Through dietary change, food waste reduction and improved agricultural practices we could provide a healthy, sustainable diet for the whole UK population.
These changes would mean that:
- Greenhouse gas emissions from agriculture would be reduced by 57% from 2017 levels. This represents only emissions produced ‘on the farm’, as food processing and distribution are taken into account in ‘powering down’ and ‘powering up’.
- The UK could become more self-reliant in food, reducing imports from 42% to 17%, and so reducing the impacts of food production for our consumption elsewhere in the world.
- Our health would be improved by eating a better and more balanced diet.
- 75% of the land currently used for grazing livestock could be repurposed, freeing up space for a range of other uses, which could also offer new income streams to farmers.
The modelled dietary change contains significantly less protein from meat and dairy (which have high emissions and use a lot of land) and more from plant-based sources like beans, nuts, cereals and vegetables.
Food and diets model
The Zero Carbon Britain food and diets model combines data describing the nutritional qualities of the foods we eat, their land requirements and the greenhouse gases emitted in producing them. This model can then be used to assess the impacts of dietary change.
Diversifying our land use
Making these changes would mean that we have enough land in the UK not only for producing food but to offer new potential income streams.
As well as being used directly as a fuel, UK sourced biomass can be combined with hydrogen from surplus renewables to make carbon neutral synthetic gas and liquid fuels, which increases the amount of fuel produced per acre of land. These are ‘carbon neutral’ as the greenhouse gases they contain were initially captured by the biomass as it grew, resulting in no net increase in the atmosphere.
Forest area is doubled to 24% of the land area of the UK – roughly one third is unharvested and two-thirds harvested for timber. These forests, the wood products they produce and the restoration of 50% of UK peatlands, results in the capture of around 47 MtCO2e on average every year. This is required to balance the residual emissions in the scenario and so make the UK net zero carbon.

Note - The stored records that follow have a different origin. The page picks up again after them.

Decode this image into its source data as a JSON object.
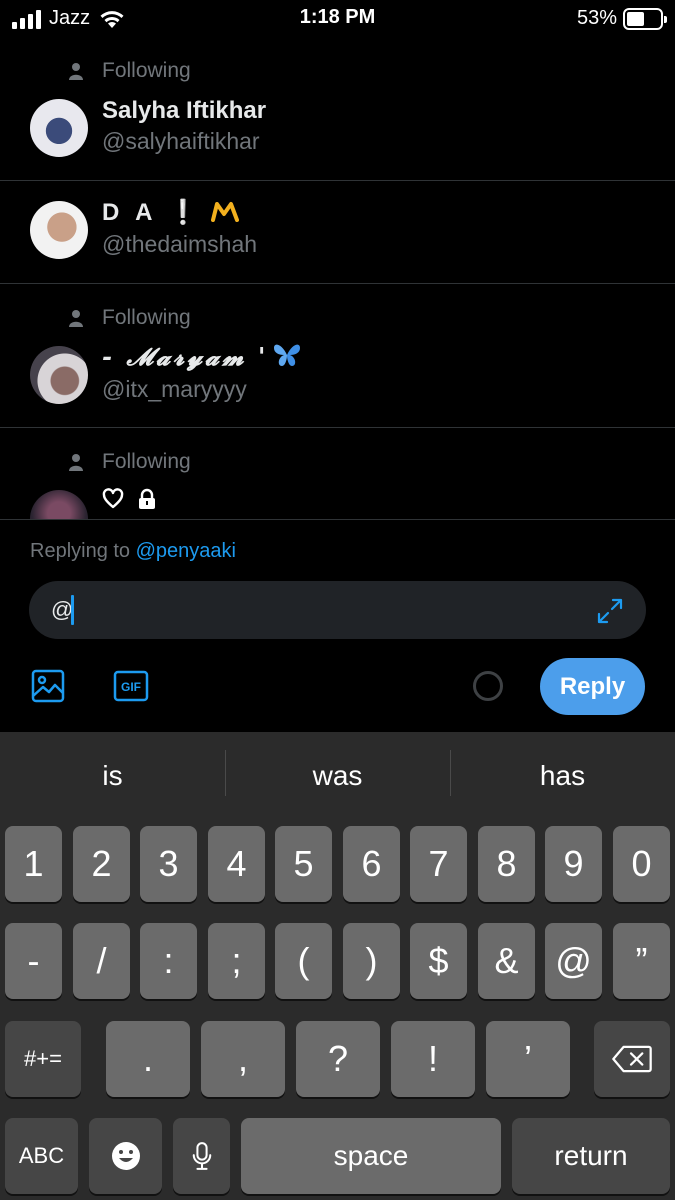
{
  "status": {
    "carrier": "Jazz",
    "time": "1:18 PM",
    "battery": "53%",
    "battery_level": 0.53
  },
  "rows": [
    {
      "context": "Following",
      "name": "Salyha Iftikhar",
      "handle": "@salyhaiftikhar"
    },
    {
      "context": "",
      "name": "D A ❕",
      "handle": "@thedaimshah"
    },
    {
      "context": "Following",
      "name": "- 𝓜𝓪𝓻𝔂𝓪𝓶 '",
      "handle": "@itx_maryyyy"
    },
    {
      "context": "Following",
      "name": "",
      "handle": ""
    }
  ],
  "compose": {
    "replying_prefix": "Replying to",
    "replying_mention": "@penyaaki",
    "input_value": "@",
    "reply_label": "Reply",
    "gif_label": "GIF"
  },
  "keyboard": {
    "suggestions": [
      "is",
      "was",
      "has"
    ],
    "row1": [
      "1",
      "2",
      "3",
      "4",
      "5",
      "6",
      "7",
      "8",
      "9",
      "0"
    ],
    "row2": [
      "-",
      "/",
      ":",
      ";",
      "(",
      ")",
      "$",
      "&",
      "@",
      "”"
    ],
    "row3": [
      ".",
      ",",
      "?",
      "!",
      "’"
    ],
    "symbols_key": "#+=",
    "abc_key": "ABC",
    "space_key": "space",
    "return_key": "return"
  },
  "colors": {
    "accent": "#1d9bf0",
    "reply_button": "#4c9eeb",
    "muted_text": "#71767b",
    "keyboard_bg": "#2b2b2b",
    "key_bg": "#6b6b6b",
    "key_dark_bg": "#464646"
  }
}
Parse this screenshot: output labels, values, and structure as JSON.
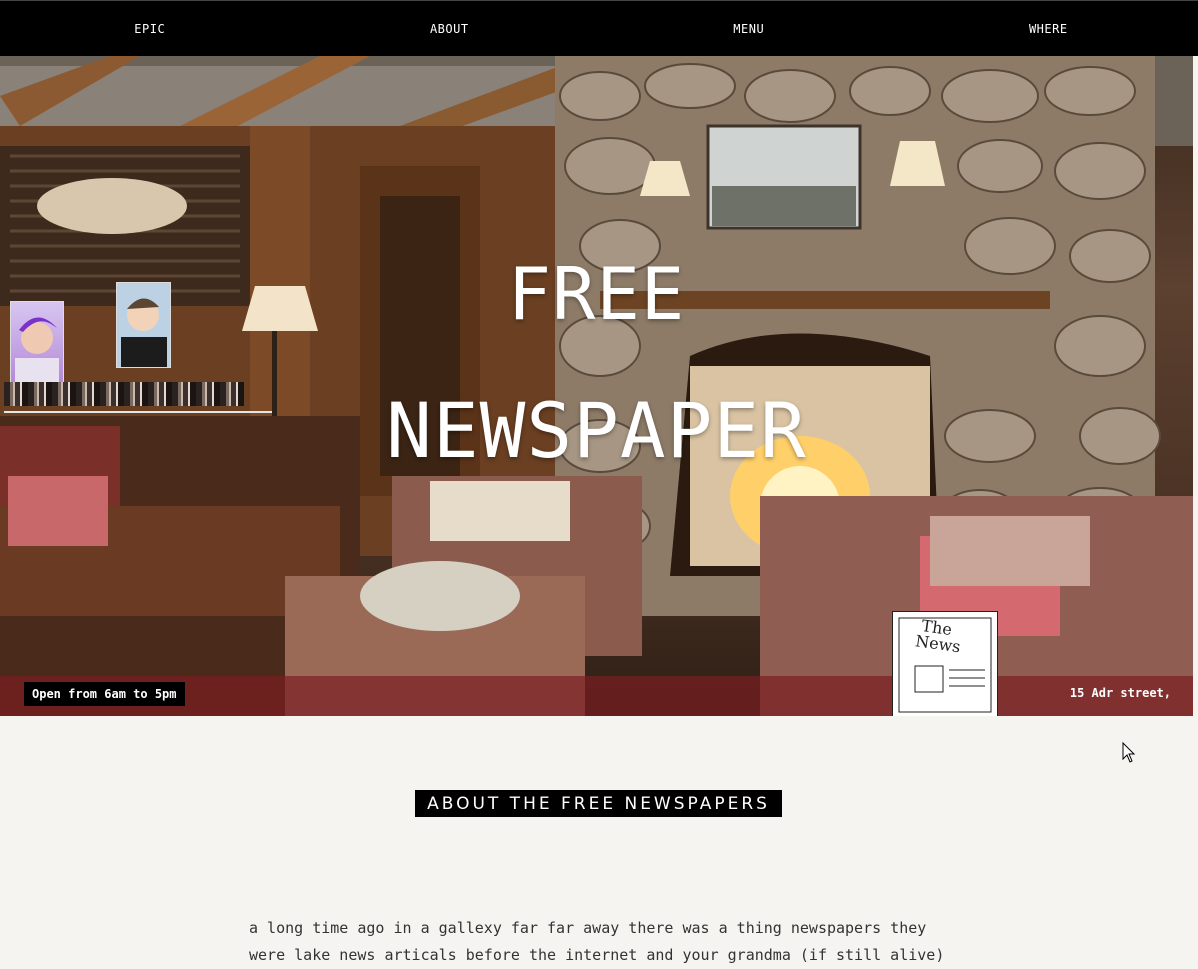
{
  "nav": {
    "items": [
      {
        "label": "EPIC"
      },
      {
        "label": "ABOUT"
      },
      {
        "label": "MENU"
      },
      {
        "label": "WHERE"
      }
    ]
  },
  "hero": {
    "title_line1": "FREE",
    "title_line2": "NEWSPAPER",
    "hours": "Open from 6am to 5pm",
    "address": "15 Adr street,",
    "sketch_text": "The News"
  },
  "about": {
    "heading": "ABOUT THE FREE NEWSPAPERS",
    "body": "a long time ago in a gallexy far far away there was a thing newspapers they were lake news articals before the internet and your grandma (if still alive)"
  },
  "colors": {
    "nav_bg": "#000000",
    "page_bg": "#f5f4f1",
    "text": "#333333"
  }
}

The changes would also provide more room for biodiversity in wild, restored, conserved or protected areas.
Using Zero Carbon Britain
A great many people and organisations across the UK are working alongside their local governments to explore zero carbon transitions in transport, energy, buildings, food, land use and waste. Not only can we deliver this through collective action plans, we can also make the individual changes which directly reduce our own emissions, and so transform how we relate to climate breakdown personally.
How you use the report will depend on scale, location and circumstance, but here are some common approaches:
- Get informed and get skilled
- Get connected – join or start a local zero carbon group
- Map out key collaborators
- Make an action plan
- Minimise energy demand and rethink renewable supply
- Use the savings to help fund new projects
- Learn by doing
- Share your experiences
Join the change
While the impacts of individual changes are, of course, relatively small, as more and more of us scale these up they normalise emission reduction behaviours, empower people, help change social and political norms and so increase ambition for policy shifts.
Sharing Zero Carbon Britain can inform ambitious practical actions and policy shifts by clearly demonstrating:
- All the technologies needed to power down demand and power up clean energy are ready and waiting.
- Changes in land use, reduced food imports and healthier diets are a key part of the plan.
- Action on climate change can provide many additional benefits, including improved health and wellbeing, better housing and enhanced biodiversity.
Clearly, there is no single technology, policy or action that can prevent climate breakdown. It will require many people, from all walks of life, working together to bring about the change we need to see.
So let’s come together at individual, local, national and international levels – and collectively rise to the climate emergency!
You can read the full report on the CAT website, where you’ll also find a range of resources for sharing solutions, including graphics, videos and suggested posts. www.cat.org.uk/zcb